New-BeginningJewish people around the world mark the end of the High Holy Days tonight with the conclusion of Yom Kippur at sundown.  Though it seems odd – be patient; hopefully the connection will become clear –  tonight seems an appropriate time to revisit something I first read about six weeks ago.

In Divine Intimacy, a collection of Christian meditations on the interior life written by a Carmelite, Father Gabriel of St. Mary Magdalen, more than fifty years ago I ran across a phrase that has stayed with me since reading it back in August:

I have had enough of being the plaything of vain, deceitful things.

(see entry at for the whole article)

The rest of the entry expresses a hope in forgiveness to make a new start.  Like I said, this has been stuck in my head, just kind of bouncing around for the last few weeks.  I think of all the ways I allow myself to be distracted, to be a little too enamored of some things, and way too enamored of still others.  It would be easy to be discouraged, to despair, even, of ever being able to change if it were not for the possibility of starting again.  But I am reminded, and remind myself that every day is a new day, every moment a new moment, the new day and the new moment offering a new chance.

Wishing  friends a happy (Jewish) new year (L’Shana Tova!) and thinking about the days of Yom Kippur and erev Yom Kippur, the days on which one asks forgiveness of God and, before that, forgiveness  of each other kept this meditation fresh in my mind.  After living with it for a while I feel like I have finally been able to put it into context – to forgive and be forgiven, to get up and start again.


Still Blog with Life


Several weeks ago I set out to write about our experience of taking our eldest daughter to college (see my previous post).  For some reason I had the hardest time figuring out just what to say and how to say it, and I’m still not happy with it.  And it wasn’t just that.  The start of a new school year, soccer games, dealing with the afore-mentioned daughter getting settled in a new, almost completely unfamiliar place, work, and, well, life in general made posting on my blog seem meaningless and ultimately futile.  And so it is, but I’ll get over it.

The Other End of the Telescope

After weeks of procrastinating…

Not that we’re done parenting, not with one daughter in college and two still at home.  We’re not done by a long shot, nor do I ever think we’ll ever truly be “done.”  But taking our oldest to college in Washington, DC last weekend was no less a milestone than her very first day of school thirteen years ago.

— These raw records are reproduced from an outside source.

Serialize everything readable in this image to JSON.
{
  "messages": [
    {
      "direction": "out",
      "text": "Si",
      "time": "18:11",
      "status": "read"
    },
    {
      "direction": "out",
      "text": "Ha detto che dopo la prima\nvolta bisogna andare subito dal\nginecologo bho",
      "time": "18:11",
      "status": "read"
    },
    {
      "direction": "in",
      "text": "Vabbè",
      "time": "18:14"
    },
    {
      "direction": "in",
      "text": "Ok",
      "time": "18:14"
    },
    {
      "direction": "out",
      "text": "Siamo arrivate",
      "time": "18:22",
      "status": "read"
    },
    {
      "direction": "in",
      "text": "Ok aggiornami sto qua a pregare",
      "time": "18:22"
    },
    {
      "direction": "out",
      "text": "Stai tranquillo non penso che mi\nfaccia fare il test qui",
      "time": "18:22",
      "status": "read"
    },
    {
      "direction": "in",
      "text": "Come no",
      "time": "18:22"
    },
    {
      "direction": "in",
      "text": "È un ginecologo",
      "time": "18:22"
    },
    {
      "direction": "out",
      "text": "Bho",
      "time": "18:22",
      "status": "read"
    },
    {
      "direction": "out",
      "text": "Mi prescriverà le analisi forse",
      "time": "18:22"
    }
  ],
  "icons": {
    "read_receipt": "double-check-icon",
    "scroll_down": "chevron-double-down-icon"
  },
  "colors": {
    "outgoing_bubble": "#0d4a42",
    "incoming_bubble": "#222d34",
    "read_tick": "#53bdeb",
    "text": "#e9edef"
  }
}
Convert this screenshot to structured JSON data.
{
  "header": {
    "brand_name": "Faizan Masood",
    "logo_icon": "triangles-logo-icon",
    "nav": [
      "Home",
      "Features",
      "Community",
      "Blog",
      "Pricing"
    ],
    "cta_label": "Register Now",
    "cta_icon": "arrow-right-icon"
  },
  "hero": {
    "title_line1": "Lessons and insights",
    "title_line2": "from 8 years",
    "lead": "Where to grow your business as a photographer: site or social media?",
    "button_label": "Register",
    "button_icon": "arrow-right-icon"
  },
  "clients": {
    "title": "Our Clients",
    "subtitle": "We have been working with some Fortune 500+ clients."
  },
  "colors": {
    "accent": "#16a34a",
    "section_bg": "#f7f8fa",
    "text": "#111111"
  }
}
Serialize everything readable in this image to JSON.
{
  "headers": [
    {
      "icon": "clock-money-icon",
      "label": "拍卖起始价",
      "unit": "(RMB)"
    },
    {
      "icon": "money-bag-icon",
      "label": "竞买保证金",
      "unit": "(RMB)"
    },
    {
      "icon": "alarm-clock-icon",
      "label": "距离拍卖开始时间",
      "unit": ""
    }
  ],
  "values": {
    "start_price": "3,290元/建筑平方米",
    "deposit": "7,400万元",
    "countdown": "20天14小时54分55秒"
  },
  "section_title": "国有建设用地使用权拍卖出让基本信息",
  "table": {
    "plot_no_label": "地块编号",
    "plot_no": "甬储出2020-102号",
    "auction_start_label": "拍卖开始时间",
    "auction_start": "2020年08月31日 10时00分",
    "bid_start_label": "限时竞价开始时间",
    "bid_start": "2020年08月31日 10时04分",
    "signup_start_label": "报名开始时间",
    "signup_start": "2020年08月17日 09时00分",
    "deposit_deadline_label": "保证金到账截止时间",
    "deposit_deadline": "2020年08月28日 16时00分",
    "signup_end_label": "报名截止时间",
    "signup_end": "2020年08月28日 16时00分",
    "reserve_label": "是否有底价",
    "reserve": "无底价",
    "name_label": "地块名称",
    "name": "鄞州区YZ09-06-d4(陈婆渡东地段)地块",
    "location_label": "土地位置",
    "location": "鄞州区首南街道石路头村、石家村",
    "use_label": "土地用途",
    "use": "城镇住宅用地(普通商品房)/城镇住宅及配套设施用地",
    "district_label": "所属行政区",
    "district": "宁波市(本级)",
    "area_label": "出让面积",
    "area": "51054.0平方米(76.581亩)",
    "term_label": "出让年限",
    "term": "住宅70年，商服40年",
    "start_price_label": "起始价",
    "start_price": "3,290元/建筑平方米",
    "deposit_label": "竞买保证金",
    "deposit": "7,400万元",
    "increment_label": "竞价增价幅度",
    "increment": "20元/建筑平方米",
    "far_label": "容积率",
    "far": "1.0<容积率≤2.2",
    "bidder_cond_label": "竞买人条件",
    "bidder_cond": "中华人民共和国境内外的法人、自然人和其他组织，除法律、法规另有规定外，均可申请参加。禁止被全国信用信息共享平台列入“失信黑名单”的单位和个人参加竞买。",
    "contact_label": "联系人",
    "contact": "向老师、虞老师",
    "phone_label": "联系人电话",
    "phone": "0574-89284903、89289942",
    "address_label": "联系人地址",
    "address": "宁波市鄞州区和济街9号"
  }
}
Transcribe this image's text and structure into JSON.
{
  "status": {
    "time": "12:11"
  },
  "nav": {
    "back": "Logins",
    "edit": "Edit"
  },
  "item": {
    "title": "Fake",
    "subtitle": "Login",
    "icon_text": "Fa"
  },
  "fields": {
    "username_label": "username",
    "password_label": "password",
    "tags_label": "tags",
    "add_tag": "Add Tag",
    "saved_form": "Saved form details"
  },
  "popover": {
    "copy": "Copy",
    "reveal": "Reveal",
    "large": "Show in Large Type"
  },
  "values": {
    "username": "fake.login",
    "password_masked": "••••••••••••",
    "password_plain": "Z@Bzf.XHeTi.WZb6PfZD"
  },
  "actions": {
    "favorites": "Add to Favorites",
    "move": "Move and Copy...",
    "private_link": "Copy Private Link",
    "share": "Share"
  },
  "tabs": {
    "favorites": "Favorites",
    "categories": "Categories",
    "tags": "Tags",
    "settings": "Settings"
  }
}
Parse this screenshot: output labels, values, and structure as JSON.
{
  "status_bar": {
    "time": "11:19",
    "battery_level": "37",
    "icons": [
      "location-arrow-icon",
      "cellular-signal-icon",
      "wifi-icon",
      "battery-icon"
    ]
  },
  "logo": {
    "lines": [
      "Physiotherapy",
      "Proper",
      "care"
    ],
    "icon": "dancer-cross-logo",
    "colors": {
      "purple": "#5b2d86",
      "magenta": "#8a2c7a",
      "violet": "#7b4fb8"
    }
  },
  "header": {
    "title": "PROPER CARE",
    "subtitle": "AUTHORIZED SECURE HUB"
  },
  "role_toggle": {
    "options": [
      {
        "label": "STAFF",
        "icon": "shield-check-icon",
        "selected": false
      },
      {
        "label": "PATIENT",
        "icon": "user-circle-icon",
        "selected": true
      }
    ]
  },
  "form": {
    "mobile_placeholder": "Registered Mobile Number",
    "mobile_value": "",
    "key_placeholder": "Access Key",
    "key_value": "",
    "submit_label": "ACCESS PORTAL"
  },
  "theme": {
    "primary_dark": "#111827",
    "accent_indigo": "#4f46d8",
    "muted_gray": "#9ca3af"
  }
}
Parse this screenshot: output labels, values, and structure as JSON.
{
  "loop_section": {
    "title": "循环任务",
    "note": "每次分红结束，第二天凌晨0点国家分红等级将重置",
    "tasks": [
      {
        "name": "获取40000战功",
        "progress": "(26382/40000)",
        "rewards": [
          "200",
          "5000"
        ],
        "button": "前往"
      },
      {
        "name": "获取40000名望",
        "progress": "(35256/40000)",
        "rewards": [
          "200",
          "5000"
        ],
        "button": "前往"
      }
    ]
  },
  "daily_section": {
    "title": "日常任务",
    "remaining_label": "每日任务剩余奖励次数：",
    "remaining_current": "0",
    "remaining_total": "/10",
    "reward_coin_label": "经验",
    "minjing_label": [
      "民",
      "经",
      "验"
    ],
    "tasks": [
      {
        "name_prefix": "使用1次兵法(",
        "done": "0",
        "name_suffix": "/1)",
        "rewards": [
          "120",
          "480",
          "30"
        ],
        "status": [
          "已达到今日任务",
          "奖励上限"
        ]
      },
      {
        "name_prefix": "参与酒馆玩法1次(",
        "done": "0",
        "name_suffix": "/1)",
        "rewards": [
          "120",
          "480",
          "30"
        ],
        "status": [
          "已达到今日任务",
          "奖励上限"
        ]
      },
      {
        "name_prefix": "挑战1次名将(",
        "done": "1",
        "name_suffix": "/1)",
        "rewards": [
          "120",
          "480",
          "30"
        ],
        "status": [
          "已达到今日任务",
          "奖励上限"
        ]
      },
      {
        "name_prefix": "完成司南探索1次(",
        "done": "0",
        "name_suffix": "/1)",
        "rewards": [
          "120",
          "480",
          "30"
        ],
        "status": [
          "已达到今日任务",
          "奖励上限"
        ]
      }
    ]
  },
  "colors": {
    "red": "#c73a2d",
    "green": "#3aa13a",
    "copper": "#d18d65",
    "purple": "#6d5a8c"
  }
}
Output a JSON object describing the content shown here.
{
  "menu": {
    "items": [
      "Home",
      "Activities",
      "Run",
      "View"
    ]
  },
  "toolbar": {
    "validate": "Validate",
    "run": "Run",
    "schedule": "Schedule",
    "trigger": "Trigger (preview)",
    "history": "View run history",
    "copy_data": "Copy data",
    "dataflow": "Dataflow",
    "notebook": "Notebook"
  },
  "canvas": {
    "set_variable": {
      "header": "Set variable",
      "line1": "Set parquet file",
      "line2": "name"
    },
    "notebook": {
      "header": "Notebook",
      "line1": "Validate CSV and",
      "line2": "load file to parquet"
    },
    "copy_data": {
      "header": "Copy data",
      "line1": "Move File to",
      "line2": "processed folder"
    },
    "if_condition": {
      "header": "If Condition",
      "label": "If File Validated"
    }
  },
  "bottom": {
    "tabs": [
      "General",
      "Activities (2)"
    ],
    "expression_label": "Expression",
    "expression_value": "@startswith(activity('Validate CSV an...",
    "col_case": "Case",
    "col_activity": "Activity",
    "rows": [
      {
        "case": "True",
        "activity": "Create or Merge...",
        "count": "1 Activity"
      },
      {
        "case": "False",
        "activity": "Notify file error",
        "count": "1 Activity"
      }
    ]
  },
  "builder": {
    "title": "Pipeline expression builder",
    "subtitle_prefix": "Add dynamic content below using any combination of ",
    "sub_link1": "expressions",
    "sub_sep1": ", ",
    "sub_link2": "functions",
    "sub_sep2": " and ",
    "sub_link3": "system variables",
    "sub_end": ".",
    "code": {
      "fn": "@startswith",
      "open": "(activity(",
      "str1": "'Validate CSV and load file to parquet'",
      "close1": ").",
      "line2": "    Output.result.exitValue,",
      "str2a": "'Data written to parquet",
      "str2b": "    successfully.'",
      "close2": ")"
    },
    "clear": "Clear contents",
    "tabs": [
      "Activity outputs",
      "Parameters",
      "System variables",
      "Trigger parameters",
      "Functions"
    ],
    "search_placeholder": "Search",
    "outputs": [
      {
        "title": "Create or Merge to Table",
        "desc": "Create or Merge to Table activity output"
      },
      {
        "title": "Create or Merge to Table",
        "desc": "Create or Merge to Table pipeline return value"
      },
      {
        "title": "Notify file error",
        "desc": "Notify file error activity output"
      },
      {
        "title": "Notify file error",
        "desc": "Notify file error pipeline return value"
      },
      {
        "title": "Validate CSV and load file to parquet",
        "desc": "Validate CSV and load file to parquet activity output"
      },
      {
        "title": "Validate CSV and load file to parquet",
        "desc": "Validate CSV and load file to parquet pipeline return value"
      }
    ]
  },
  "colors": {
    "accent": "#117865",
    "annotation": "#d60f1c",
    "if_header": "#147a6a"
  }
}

In a few weeks we will all make the trip down for the university’s family and friends weekend, so we’ll get to see how our daughter is doing first hand, and her sisters will get to see a little more “up close and personal” what college life looks like.  Whether she comes home for Thanksgiving is a little up in the air.  It’s also only been a couple of days, so I’m sure there will be times we will miss having her around, and she may find herself a little homesick after the initial excitement wears off, but we’ve seen the beginning of the next big transition in our lives.

After all the build-up, all the people saying what an emotional moment leaving your child – especially your first – at college was for them, I have to say I found it pretty anti-climactic.  Maybe the week and a half of leave-taking before the move, combined with the long trip down, knowing that there was a long trip back, that our daughter had already been to orientation and had contact with her roommate, and that we had been to orientation, too, all prepared us better than we thought.  Maybe it hasn’t really sunk in yet.  Maybe I’m just cold and heartless.  Okay, maybe that last one is overdoing it a bit.

After driving down to Washington all day Friday, the moving in on Saturday was efficient and remarkably not stress-inducing.  We managed to get where we needed to be, had student volunteers cart all of our daughter’s things up to her room, got to chat with the university president’s wife and “first” dog (the president was off helping other students move in somewhere), and generally helped with the de-packing and organizing.  We did some minor erranding in the afternoon, found a nearby Safeway, and then we were off doing separate things – our daughter with her roommate/suitemates, and us to our own devices.

We had heard that the burial procession for Senator Kennedy would be winding its way through Washington. Since we were staying only a couple of blocks away from motorcade’s route, we walked down to Constitution Avenue and waited.  Being at the far end of Constitution Avenue, just up from where the motorcade turned down 23rd toward the Lincoln Memorial, there weren’t as many people as I might have thought, but still quite a few.


We all stood as the procession went by, Senator Kennedy’s flag-draped casket visible in the back of the hearse, and waved back at the family members calling out “thank you” to the crowd.  It was fortunate that we were around to be part of that.

Sunday we met our daughter to go to mass at nearby St. Stephen’s, made another trip to Safeway, and, before we knew it had said goodbye and she was gone, off to another event or activity.  It wasn’t until we stopped for something to eat outside of Baltimore that we looked at each other as if to say, “what happened?”  Not that there weren’t a couple of teary-eyed moments, but it all happened so fast.  We talked to her the next night, listening to her talk about her first day of classes and meeting other people, and we have already had to pack up and ship a few things she forgot.